WHAT YOU SHOULD DO >> How many lines of the data contain the string "icon"? Write the number and nothing more.

DATA TO EXAMINE >>
----------

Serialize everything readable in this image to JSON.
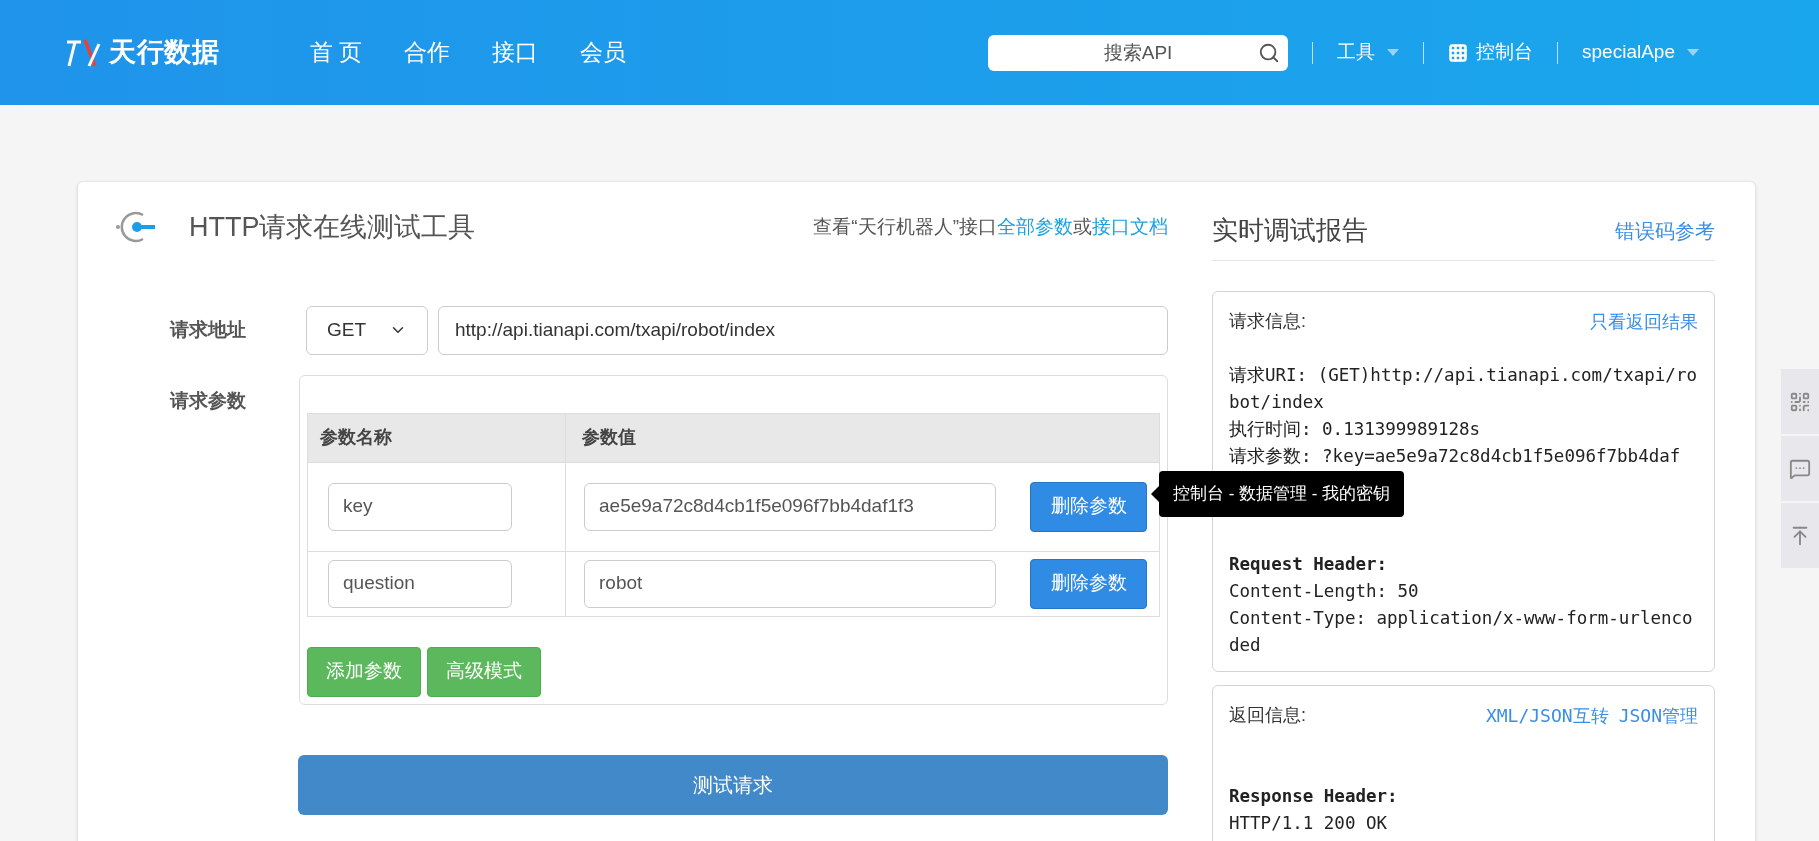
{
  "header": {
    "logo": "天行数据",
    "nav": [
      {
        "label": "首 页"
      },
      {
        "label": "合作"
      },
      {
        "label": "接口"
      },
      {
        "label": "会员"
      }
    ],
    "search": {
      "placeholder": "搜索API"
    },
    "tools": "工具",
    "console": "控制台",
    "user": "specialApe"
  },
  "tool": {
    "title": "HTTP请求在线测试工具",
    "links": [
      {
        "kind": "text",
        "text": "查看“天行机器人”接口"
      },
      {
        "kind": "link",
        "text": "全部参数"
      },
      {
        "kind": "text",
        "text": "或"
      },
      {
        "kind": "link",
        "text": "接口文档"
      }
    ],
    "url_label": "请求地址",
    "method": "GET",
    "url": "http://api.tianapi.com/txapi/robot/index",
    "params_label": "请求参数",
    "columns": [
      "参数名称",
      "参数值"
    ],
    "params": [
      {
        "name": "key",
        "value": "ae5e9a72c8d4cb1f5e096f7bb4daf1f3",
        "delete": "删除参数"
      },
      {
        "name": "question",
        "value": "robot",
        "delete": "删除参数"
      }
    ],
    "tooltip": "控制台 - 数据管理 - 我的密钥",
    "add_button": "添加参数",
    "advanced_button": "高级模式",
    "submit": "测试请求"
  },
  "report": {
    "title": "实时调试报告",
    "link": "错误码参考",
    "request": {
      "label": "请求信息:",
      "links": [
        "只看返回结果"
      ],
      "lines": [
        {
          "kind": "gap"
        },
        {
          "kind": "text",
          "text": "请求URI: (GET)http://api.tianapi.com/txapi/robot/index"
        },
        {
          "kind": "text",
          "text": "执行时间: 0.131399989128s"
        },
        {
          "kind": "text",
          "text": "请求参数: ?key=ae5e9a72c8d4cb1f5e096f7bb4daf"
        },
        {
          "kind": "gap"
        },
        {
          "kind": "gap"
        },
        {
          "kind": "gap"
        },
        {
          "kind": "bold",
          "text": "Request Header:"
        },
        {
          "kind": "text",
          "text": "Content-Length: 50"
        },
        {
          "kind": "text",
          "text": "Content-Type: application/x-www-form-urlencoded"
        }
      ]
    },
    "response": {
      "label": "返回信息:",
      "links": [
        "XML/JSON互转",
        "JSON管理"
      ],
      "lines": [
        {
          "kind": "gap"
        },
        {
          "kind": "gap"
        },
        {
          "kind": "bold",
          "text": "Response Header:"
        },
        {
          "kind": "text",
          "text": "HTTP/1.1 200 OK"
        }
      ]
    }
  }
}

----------

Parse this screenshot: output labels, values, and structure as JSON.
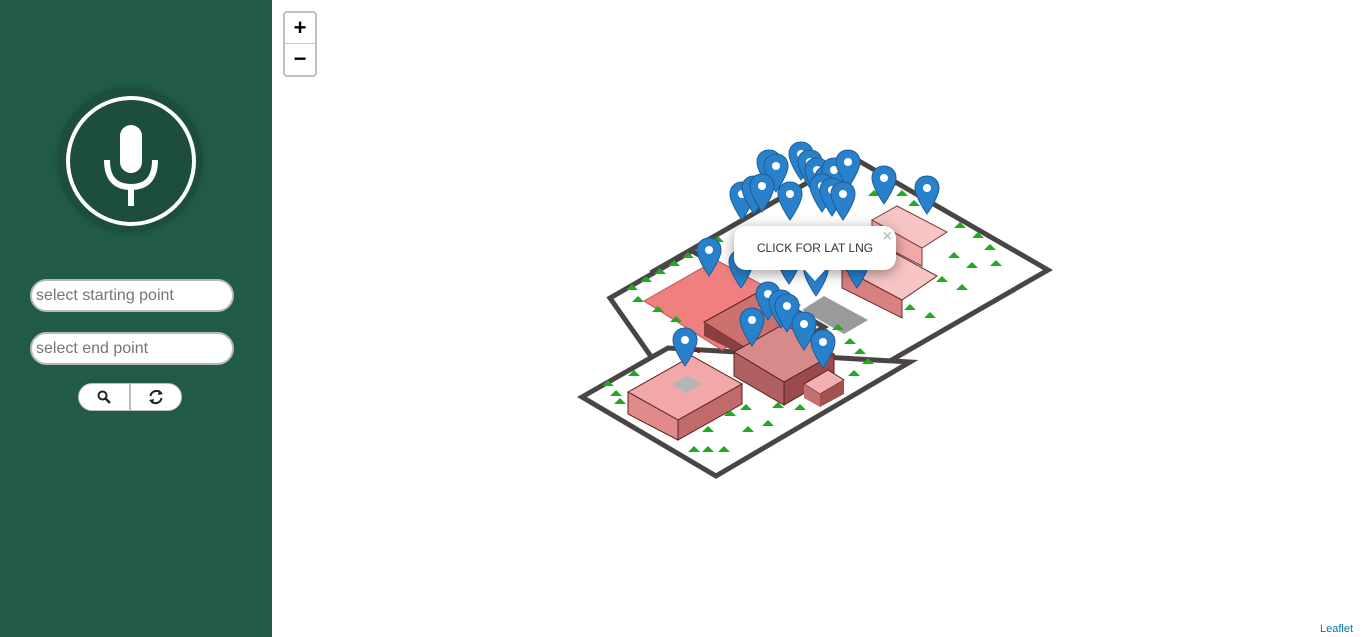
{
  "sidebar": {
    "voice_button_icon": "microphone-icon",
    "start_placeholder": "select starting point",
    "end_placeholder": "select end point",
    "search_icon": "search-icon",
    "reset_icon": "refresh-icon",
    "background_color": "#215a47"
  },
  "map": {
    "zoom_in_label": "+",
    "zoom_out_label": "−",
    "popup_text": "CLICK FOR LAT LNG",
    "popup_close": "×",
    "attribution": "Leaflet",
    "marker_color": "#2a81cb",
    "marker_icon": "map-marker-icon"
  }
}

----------

TASK RESULT >> 4